Though not the best known spruce, Serbian spruce is certainly one of the most handsome. This large conifer has a very graceful form, with a narrow columnar or spire-like shape and drooping side branches that swoop upward toward the tips. This beautifully displays the tree’s two-toned foliage—the short, sharp-tipped needles are dark green on the upper surface and silvery blue-green below. At maturity, it bears small pendant brown cones. Serbian spruce is quite adaptable (though it doesn’t do well in the warmest zones) and is well worth adding to your landscape.
Common name: Serbian spruce
Botanical name: Picea omorika
Plant type: Evergreen tree
Zones: 4 to 7
Height: 40 to 60 feet
• Sun: Full sun or partial shade
• Soil: Loamy to sandy
• Moisture: Evenly moist but well-drained
• Mulch: 2 to 3 inches of wood chips or other organic mulch
• Pruning: Only to remove damaged branches
• Fertilizer: Apply compost or balanced fertilizer annually if needed.
• Grafting (for cultivars)
Pests and diseases
• ‘Nana’ is a slow-growing dwarf cultivar with a dense, oval to conical shape.
• ‘Pendula Bruns’ has an upright leader but very pendulous side branches.
• ‘Blue Sky’ has bluer foliage than the species.
• The silvery color on the lower needle surface is actually due to the presence of several bands of stomates (small pores).
• Its narrow form makes Serbian spruce a great choice for cramped spaces (just make sure there are no overhead power lines or other obstructions).

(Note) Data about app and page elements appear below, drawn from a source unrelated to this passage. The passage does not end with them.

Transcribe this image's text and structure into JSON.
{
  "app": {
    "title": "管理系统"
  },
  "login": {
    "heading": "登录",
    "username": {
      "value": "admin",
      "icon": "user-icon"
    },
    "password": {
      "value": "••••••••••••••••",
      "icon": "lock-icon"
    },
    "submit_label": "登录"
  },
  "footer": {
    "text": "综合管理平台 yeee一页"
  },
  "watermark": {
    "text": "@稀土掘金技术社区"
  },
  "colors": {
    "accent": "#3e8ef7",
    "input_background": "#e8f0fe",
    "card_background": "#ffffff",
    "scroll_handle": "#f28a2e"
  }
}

All in the family
• Serbian spruce is a member of the pine family (Pinaceae), which contains many important landscape and timber trees including pines, spruces and firs.
• Though most spruce species grow as tall trees, dwarf cultivars have been selected within many spruce species.
Where to buy
• Conifer Kingdom, Silverton, OR; 503-894-6123; www.coniferkingdom.com
• Forestfarm, Williams, OR; 541-846-7269; www.forestfarm.com
• Wayside Gardens, Hodges, SC; 800-845-1124; www.waysidegardens.com